Which of the lines below contain the string "Matheus"? Pull each one out of the data.

Extracted entries:
-=-=-=-=-
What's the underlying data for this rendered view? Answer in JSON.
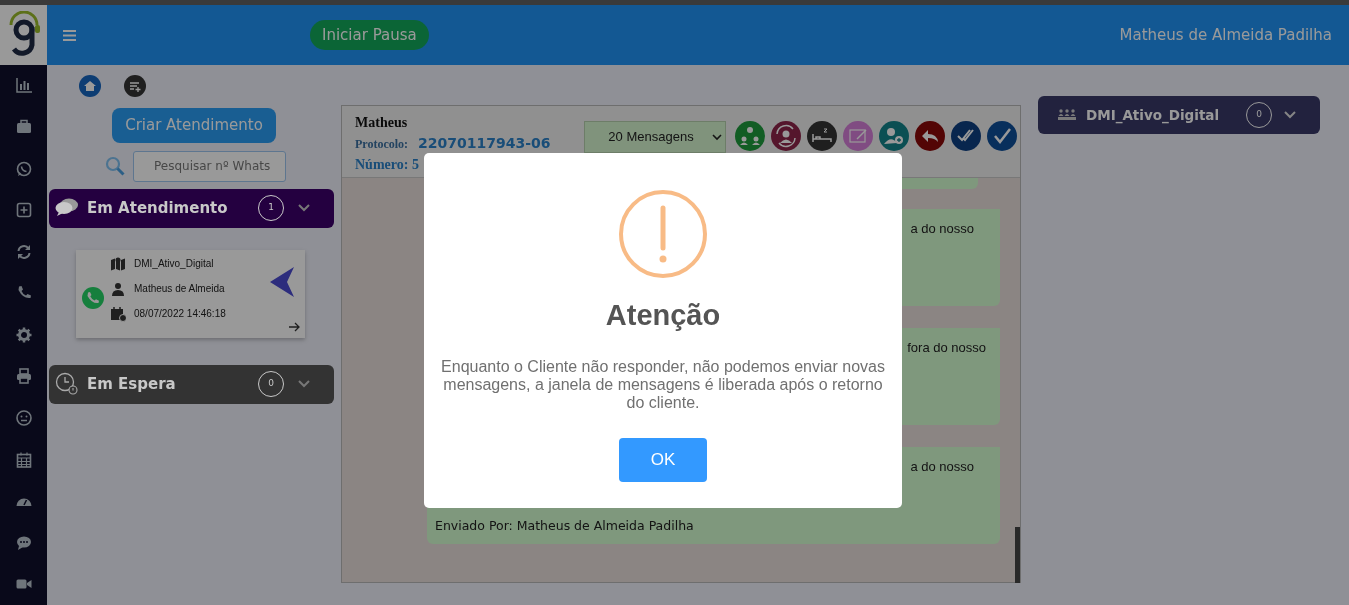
{
  "header": {
    "pause_button": "Iniciar Pausa",
    "user_name": "Matheus de Almeida Padilha"
  },
  "left_panel": {
    "create_button": "Criar Atendimento",
    "search": {
      "placeholder": "Pesquisar nº Whats"
    },
    "queues": [
      {
        "kind": "in_service",
        "title": "Em Atendimento",
        "count": "1",
        "color": "#240040",
        "cards": [
          {
            "queue": "DMI_Ativo_Digital",
            "agent": "Matheus de Almeida",
            "time": "08/07/2022 14:46:18"
          }
        ]
      },
      {
        "kind": "waiting",
        "title": "Em Espera",
        "count": "0",
        "color": "#333333"
      }
    ]
  },
  "chat": {
    "contact": "Matheus",
    "protocol_label": "Protocolo:",
    "protocol": "22070117943-06",
    "number": "Número: 5",
    "messages_filter": "20 Mensagens",
    "messages": [
      {
        "text": "a do nosso"
      },
      {
        "text": "fora do nosso"
      },
      {
        "text": "a do nosso",
        "sender": "Enviado Por: Matheus de Almeida Padilha"
      }
    ]
  },
  "right_panel": {
    "title": "DMI_Ativo_Digital",
    "count": "0"
  },
  "modal": {
    "title": "Atenção",
    "message": "Enquanto o Cliente não responder, não podemos enviar novas mensagens, a janela de mensagens é liberada após o retorno do cliente.",
    "button": "OK"
  }
}
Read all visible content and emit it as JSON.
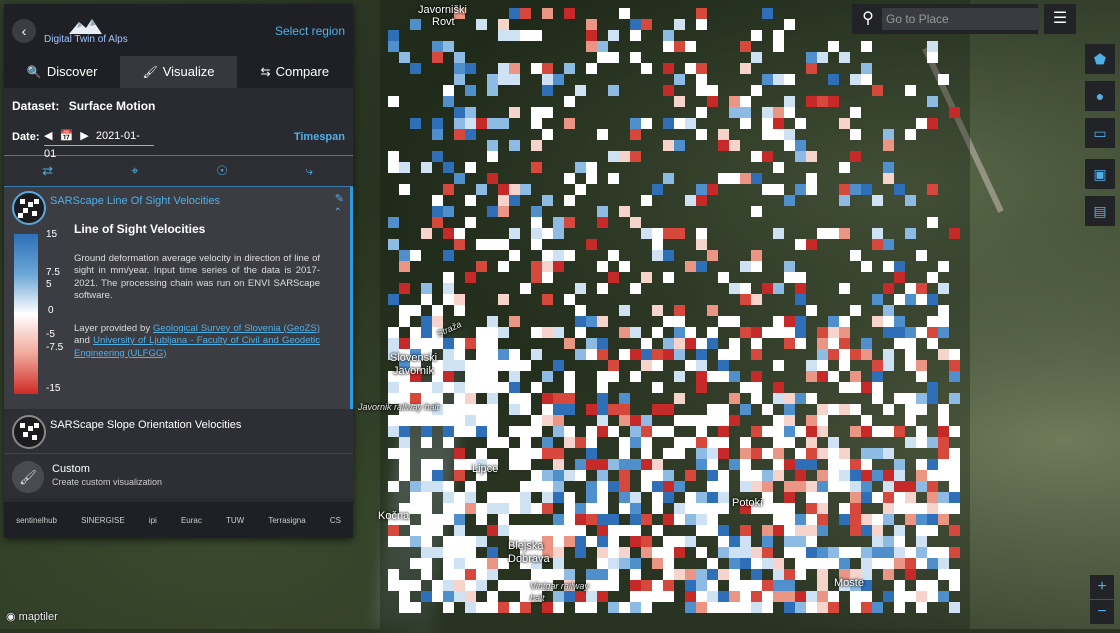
{
  "header": {
    "logo_text": "Digital Twin of Alps",
    "select_region": "Select region",
    "back_icon": "arrow-left-icon"
  },
  "tabs": [
    {
      "label": "Discover",
      "icon": "search-icon"
    },
    {
      "label": "Visualize",
      "icon": "brush-icon"
    },
    {
      "label": "Compare",
      "icon": "arrows-icon"
    }
  ],
  "dataset": {
    "label": "Dataset:",
    "value": "Surface Motion"
  },
  "date": {
    "label": "Date:",
    "value": "2021-01-01",
    "timespan": "Timespan"
  },
  "layers": [
    {
      "title": "SARScape Line Of Sight Velocities",
      "legend_title": "Line of Sight Velocities",
      "legend_ticks": [
        "15",
        "7.5",
        "5",
        "0",
        "-5",
        "-7.5",
        "-15"
      ],
      "description": "Ground deformation average velocity in direction of line of sight in mm/year. Input time series of the data is 2017-2021. The processing chain was run on ENVI SARScape software.",
      "provider_prefix": "Layer provided by",
      "provider_1": "Geological Survey of Slovenia (GeoZS)",
      "provider_and": "and",
      "provider_2": "University of Ljubljana - Faculty of Civil and Geodetic Engineering (ULFGG)"
    },
    {
      "title": "SARScape Slope Orientation Velocities"
    }
  ],
  "custom": {
    "title": "Custom",
    "subtitle": "Create custom visualization"
  },
  "footer_logos": [
    "sentinelhub",
    "SINERGISE",
    "ipi",
    "Eurac",
    "TUW",
    "Terrasigna",
    "CS"
  ],
  "search": {
    "placeholder": "Go to Place"
  },
  "map_labels": [
    {
      "text": "Javorniški"
    },
    {
      "text": "Rovt"
    },
    {
      "text": "Slovenski"
    },
    {
      "text": "Javornik"
    },
    {
      "text": "Lipce"
    },
    {
      "text": "Potoki"
    },
    {
      "text": "Kočna"
    },
    {
      "text": "Blejska"
    },
    {
      "text": "Dobrava"
    },
    {
      "text": "Moste"
    },
    {
      "text": "Straža"
    },
    {
      "text": "Javornik railway halt"
    },
    {
      "text": "Vintgar railway halt"
    }
  ],
  "attribution": "maptiler",
  "zoom": {
    "in": "+",
    "out": "−"
  },
  "colors": {
    "accent": "#4fb0e8",
    "panel": "#2a2b30",
    "high": "#2e6fb8",
    "low": "#d02a28"
  }
}
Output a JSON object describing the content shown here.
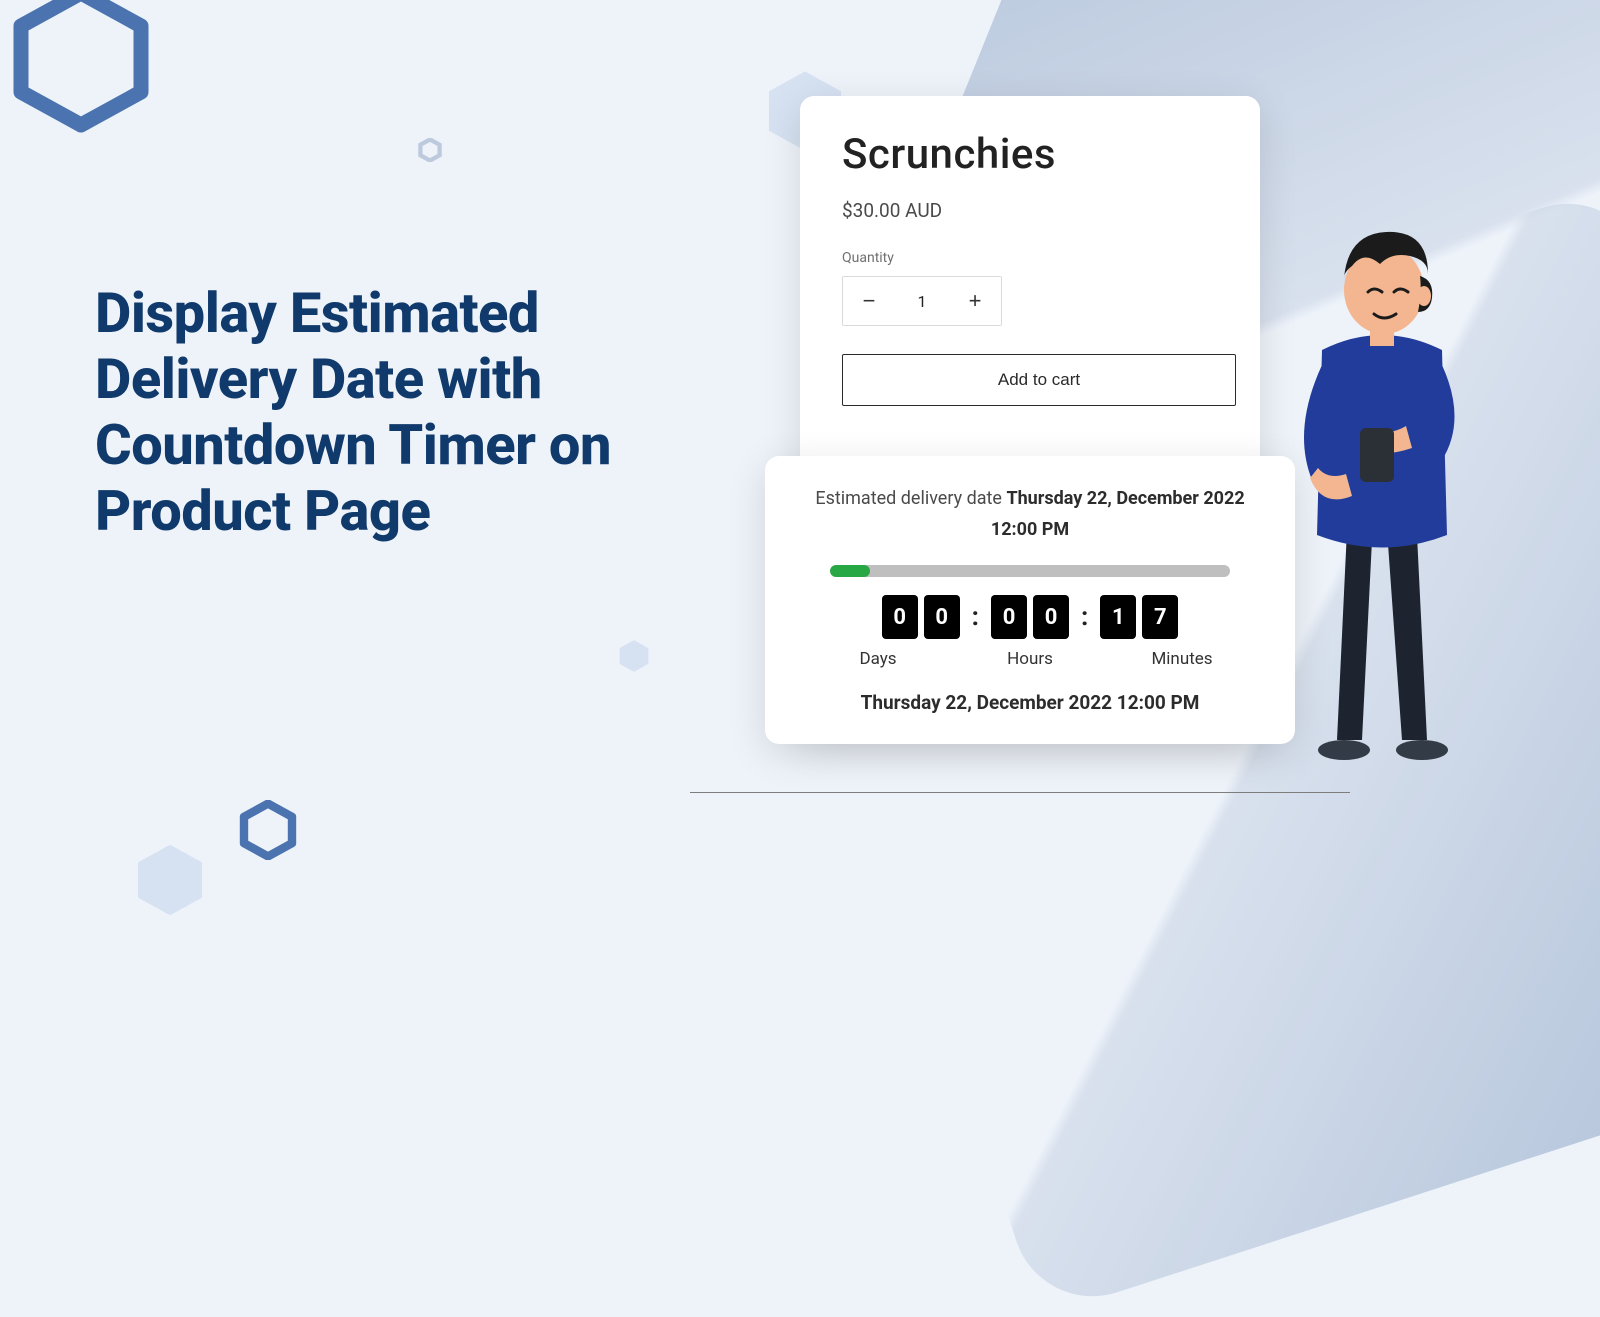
{
  "headline": "Display Estimated Delivery Date with Countdown Timer on Product Page",
  "product": {
    "title": "Scrunchies",
    "price": "$30.00 AUD",
    "quantity_label": "Quantity",
    "quantity_value": "1",
    "add_to_cart": "Add to cart"
  },
  "delivery": {
    "prefix": "Estimated delivery date ",
    "date_bold": "Thursday 22, December 2022 12:00 PM",
    "progress_percent": 10,
    "countdown": {
      "days": [
        "0",
        "0"
      ],
      "hours": [
        "0",
        "0"
      ],
      "minutes": [
        "1",
        "7"
      ]
    },
    "labels": {
      "days": "Days",
      "hours": "Hours",
      "minutes": "Minutes"
    },
    "bottom_date": "Thursday 22, December 2022 12:00 PM"
  }
}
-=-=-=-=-
Response for this exercise:
    "user_name": "Matheus de Almeida Padilha"
            "agent": "Matheus de Almeida",
    "contact": "Matheus",
        "sender": "Enviado Por: Matheus de Almeida Padilha"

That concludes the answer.